↓↓↓
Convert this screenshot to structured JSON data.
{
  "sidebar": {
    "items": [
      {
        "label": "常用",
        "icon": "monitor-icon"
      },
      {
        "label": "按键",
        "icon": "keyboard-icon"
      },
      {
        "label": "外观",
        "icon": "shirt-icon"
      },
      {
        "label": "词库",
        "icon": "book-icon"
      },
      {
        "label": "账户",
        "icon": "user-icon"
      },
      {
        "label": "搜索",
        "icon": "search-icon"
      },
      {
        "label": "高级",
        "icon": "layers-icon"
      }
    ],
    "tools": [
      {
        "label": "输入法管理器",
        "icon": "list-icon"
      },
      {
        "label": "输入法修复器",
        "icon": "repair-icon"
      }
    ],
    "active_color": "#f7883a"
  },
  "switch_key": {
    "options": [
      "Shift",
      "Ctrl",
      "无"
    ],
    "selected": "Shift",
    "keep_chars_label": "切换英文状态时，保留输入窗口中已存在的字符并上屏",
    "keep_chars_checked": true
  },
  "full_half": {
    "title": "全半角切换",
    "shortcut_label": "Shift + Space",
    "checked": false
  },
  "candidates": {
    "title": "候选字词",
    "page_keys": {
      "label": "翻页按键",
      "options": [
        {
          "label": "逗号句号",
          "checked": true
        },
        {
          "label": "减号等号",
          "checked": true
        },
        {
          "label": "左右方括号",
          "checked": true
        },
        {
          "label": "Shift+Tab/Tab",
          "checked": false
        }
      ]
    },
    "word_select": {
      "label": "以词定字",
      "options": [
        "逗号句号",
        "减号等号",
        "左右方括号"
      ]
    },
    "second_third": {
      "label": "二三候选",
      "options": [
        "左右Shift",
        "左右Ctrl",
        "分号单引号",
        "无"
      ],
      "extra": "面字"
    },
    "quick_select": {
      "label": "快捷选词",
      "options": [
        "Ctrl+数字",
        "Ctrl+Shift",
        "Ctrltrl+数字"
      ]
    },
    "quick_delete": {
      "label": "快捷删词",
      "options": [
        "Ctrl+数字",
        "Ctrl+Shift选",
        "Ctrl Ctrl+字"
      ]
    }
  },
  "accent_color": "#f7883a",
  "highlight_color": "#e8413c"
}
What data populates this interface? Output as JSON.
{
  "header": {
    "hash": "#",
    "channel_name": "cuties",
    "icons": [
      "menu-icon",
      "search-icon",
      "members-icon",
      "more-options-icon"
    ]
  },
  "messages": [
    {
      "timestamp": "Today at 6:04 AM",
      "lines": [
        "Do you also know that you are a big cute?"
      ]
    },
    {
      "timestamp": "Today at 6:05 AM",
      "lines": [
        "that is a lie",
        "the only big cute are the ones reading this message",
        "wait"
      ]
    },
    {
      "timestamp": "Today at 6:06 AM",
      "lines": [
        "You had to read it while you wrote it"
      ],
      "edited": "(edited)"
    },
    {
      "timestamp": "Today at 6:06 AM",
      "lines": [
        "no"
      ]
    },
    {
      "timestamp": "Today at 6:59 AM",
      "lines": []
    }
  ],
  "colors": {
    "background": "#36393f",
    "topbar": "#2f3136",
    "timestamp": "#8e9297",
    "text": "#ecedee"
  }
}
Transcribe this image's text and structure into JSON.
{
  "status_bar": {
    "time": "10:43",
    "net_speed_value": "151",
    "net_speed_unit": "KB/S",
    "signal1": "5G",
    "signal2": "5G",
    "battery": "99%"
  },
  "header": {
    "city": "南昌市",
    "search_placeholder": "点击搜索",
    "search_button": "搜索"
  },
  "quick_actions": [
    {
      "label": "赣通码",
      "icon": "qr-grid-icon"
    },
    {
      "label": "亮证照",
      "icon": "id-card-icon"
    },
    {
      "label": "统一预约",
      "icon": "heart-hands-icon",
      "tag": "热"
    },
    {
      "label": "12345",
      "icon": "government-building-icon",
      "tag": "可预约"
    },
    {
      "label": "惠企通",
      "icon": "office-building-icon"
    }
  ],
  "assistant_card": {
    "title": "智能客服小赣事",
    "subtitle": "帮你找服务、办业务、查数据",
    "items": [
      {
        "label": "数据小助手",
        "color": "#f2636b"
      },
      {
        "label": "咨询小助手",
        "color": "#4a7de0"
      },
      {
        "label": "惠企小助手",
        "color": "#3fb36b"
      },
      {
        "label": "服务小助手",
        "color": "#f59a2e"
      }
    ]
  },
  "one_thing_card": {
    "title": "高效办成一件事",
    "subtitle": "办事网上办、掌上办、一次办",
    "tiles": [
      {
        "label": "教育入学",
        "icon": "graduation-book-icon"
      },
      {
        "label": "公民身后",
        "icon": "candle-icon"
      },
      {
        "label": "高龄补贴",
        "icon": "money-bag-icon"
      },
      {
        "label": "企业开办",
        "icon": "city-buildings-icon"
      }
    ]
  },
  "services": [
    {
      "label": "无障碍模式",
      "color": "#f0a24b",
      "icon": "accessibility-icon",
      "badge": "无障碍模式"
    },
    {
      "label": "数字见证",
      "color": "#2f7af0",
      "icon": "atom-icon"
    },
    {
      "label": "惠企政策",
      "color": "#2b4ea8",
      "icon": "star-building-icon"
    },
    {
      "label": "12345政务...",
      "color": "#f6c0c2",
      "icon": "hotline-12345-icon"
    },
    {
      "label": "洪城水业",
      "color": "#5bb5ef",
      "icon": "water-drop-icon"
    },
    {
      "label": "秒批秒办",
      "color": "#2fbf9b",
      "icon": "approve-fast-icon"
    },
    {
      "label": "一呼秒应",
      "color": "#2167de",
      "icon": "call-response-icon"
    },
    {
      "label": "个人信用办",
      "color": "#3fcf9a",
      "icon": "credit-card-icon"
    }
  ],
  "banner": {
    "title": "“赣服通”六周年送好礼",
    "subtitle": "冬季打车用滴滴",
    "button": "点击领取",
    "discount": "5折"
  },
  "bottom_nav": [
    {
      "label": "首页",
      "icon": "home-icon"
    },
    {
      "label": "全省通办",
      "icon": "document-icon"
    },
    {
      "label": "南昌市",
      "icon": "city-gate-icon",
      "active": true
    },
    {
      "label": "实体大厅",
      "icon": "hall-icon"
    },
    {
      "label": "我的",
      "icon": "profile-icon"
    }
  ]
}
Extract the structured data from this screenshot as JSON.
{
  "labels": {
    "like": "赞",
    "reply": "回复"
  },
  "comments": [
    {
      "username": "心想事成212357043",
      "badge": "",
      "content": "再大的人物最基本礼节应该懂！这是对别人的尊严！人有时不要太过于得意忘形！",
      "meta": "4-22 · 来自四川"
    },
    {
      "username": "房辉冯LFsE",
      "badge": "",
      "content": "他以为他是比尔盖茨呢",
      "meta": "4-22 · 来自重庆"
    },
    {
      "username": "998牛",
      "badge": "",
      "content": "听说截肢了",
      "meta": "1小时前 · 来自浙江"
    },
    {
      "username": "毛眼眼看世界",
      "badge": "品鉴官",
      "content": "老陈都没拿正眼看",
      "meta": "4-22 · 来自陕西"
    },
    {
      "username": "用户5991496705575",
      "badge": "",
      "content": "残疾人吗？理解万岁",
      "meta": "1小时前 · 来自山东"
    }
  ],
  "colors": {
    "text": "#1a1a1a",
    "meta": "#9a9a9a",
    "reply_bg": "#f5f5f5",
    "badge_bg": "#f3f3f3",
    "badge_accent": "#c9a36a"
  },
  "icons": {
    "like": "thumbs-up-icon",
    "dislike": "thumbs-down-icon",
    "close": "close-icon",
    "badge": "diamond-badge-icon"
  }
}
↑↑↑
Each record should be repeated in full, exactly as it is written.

RESPONSE AREA:
Convert this screenshot to structured JSON data.
{
  "sidebar": {
    "items": [
      {
        "label": "常用",
        "icon": "monitor-icon"
      },
      {
        "label": "按键",
        "icon": "keyboard-icon"
      },
      {
        "label": "外观",
        "icon": "shirt-icon"
      },
      {
        "label": "词库",
        "icon": "book-icon"
      },
      {
        "label": "账户",
        "icon": "user-icon"
      },
      {
        "label": "搜索",
        "icon": "search-icon"
      },
      {
        "label": "高级",
        "icon": "layers-icon"
      }
    ],
    "tools": [
      {
        "label": "输入法管理器",
        "icon": "list-icon"
      },
      {
        "label": "输入法修复器",
        "icon": "repair-icon"
      }
    ],
    "active_color": "#f7883a"
  },
  "switch_key": {
    "options": [
      "Shift",
      "Ctrl",
      "无"
    ],
    "selected": "Shift",
    "keep_chars_label": "切换英文状态时，保留输入窗口中已存在的字符并上屏",
    "keep_chars_checked": true
  },
  "full_half": {
    "title": "全半角切换",
    "shortcut_label": "Shift + Space",
    "checked": false
  },
  "candidates": {
    "title": "候选字词",
    "page_keys": {
      "label": "翻页按键",
      "options": [
        {
          "label": "逗号句号",
          "checked": true
        },
        {
          "label": "减号等号",
          "checked": true
        },
        {
          "label": "左右方括号",
          "checked": true
        },
        {
          "label": "Shift+Tab/Tab",
          "checked": false
        }
      ]
    },
    "word_select": {
      "label": "以词定字",
      "options": [
        "逗号句号",
        "减号等号",
        "左右方括号"
      ]
    },
    "second_third": {
      "label": "二三候选",
      "options": [
        "左右Shift",
        "左右Ctrl",
        "分号单引号",
        "无"
      ],
      "extra": "面字"
    },
    "quick_select": {
      "label": "快捷选词",
      "options": [
        "Ctrl+数字",
        "Ctrl+Shift",
        "Ctrltrl+数字"
      ]
    },
    "quick_delete": {
      "label": "快捷删词",
      "options": [
        "Ctrl+数字",
        "Ctrl+Shift选",
        "Ctrl Ctrl+字"
      ]
    }
  },
  "accent_color": "#f7883a",
  "highlight_color": "#e8413c"
}
What data populates this interface? Output as JSON.
{
  "header": {
    "hash": "#",
    "channel_name": "cuties",
    "icons": [
      "menu-icon",
      "search-icon",
      "members-icon",
      "more-options-icon"
    ]
  },
  "messages": [
    {
      "timestamp": "Today at 6:04 AM",
      "lines": [
        "Do you also know that you are a big cute?"
      ]
    },
    {
      "timestamp": "Today at 6:05 AM",
      "lines": [
        "that is a lie",
        "the only big cute are the ones reading this message",
        "wait"
      ]
    },
    {
      "timestamp": "Today at 6:06 AM",
      "lines": [
        "You had to read it while you wrote it"
      ],
      "edited": "(edited)"
    },
    {
      "timestamp": "Today at 6:06 AM",
      "lines": [
        "no"
      ]
    },
    {
      "timestamp": "Today at 6:59 AM",
      "lines": []
    }
  ],
  "colors": {
    "background": "#36393f",
    "topbar": "#2f3136",
    "timestamp": "#8e9297",
    "text": "#ecedee"
  }
}
Transcribe this image's text and structure into JSON.
{
  "status_bar": {
    "time": "10:43",
    "net_speed_value": "151",
    "net_speed_unit": "KB/S",
    "signal1": "5G",
    "signal2": "5G",
    "battery": "99%"
  },
  "header": {
    "city": "南昌市",
    "search_placeholder": "点击搜索",
    "search_button": "搜索"
  },
  "quick_actions": [
    {
      "label": "赣通码",
      "icon": "qr-grid-icon"
    },
    {
      "label": "亮证照",
      "icon": "id-card-icon"
    },
    {
      "label": "统一预约",
      "icon": "heart-hands-icon",
      "tag": "热"
    },
    {
      "label": "12345",
      "icon": "government-building-icon",
      "tag": "可预约"
    },
    {
      "label": "惠企通",
      "icon": "office-building-icon"
    }
  ],
  "assistant_card": {
    "title": "智能客服小赣事",
    "subtitle": "帮你找服务、办业务、查数据",
    "items": [
      {
        "label": "数据小助手",
        "color": "#f2636b"
      },
      {
        "label": "咨询小助手",
        "color": "#4a7de0"
      },
      {
        "label": "惠企小助手",
        "color": "#3fb36b"
      },
      {
        "label": "服务小助手",
        "color": "#f59a2e"
      }
    ]
  },
  "one_thing_card": {
    "title": "高效办成一件事",
    "subtitle": "办事网上办、掌上办、一次办",
    "tiles": [
      {
        "label": "教育入学",
        "icon": "graduation-book-icon"
      },
      {
        "label": "公民身后",
        "icon": "candle-icon"
      },
      {
        "label": "高龄补贴",
        "icon": "money-bag-icon"
      },
      {
        "label": "企业开办",
        "icon": "city-buildings-icon"
      }
    ]
  },
  "services": [
    {
      "label": "无障碍模式",
      "color": "#f0a24b",
      "icon": "accessibility-icon",
      "badge": "无障碍模式"
    },
    {
      "label": "数字见证",
      "color": "#2f7af0",
      "icon": "atom-icon"
    },
    {
      "label": "惠企政策",
      "color": "#2b4ea8",
      "icon": "star-building-icon"
    },
    {
      "label": "12345政务...",
      "color": "#f6c0c2",
      "icon": "hotline-12345-icon"
    },
    {
      "label": "洪城水业",
      "color": "#5bb5ef",
      "icon": "water-drop-icon"
    },
    {
      "label": "秒批秒办",
      "color": "#2fbf9b",
      "icon": "approve-fast-icon"
    },
    {
      "label": "一呼秒应",
      "color": "#2167de",
      "icon": "call-response-icon"
    },
    {
      "label": "个人信用办",
      "color": "#3fcf9a",
      "icon": "credit-card-icon"
    }
  ],
  "banner": {
    "title": "“赣服通”六周年送好礼",
    "subtitle": "冬季打车用滴滴",
    "button": "点击领取",
    "discount": "5折"
  },
  "bottom_nav": [
    {
      "label": "首页",
      "icon": "home-icon"
    },
    {
      "label": "全省通办",
      "icon": "document-icon"
    },
    {
      "label": "南昌市",
      "icon": "city-gate-icon",
      "active": true
    },
    {
      "label": "实体大厅",
      "icon": "hall-icon"
    },
    {
      "label": "我的",
      "icon": "profile-icon"
    }
  ]
}
Extract the structured data from this screenshot as JSON.
{
  "labels": {
    "like": "赞",
    "reply": "回复"
  },
  "comments": [
    {
      "username": "心想事成212357043",
      "badge": "",
      "content": "再大的人物最基本礼节应该懂！这是对别人的尊严！人有时不要太过于得意忘形！",
      "meta": "4-22 · 来自四川"
    },
    {
      "username": "房辉冯LFsE",
      "badge": "",
      "content": "他以为他是比尔盖茨呢",
      "meta": "4-22 · 来自重庆"
    },
    {
      "username": "998牛",
      "badge": "",
      "content": "听说截肢了",
      "meta": "1小时前 · 来自浙江"
    },
    {
      "username": "毛眼眼看世界",
      "badge": "品鉴官",
      "content": "老陈都没拿正眼看",
      "meta": "4-22 · 来自陕西"
    },
    {
      "username": "用户5991496705575",
      "badge": "",
      "content": "残疾人吗？理解万岁",
      "meta": "1小时前 · 来自山东"
    }
  ],
  "colors": {
    "text": "#1a1a1a",
    "meta": "#9a9a9a",
    "reply_bg": "#f5f5f5",
    "badge_bg": "#f3f3f3",
    "badge_accent": "#c9a36a"
  },
  "icons": {
    "like": "thumbs-up-icon",
    "dislike": "thumbs-down-icon",
    "close": "close-icon",
    "badge": "diamond-badge-icon"
  }
}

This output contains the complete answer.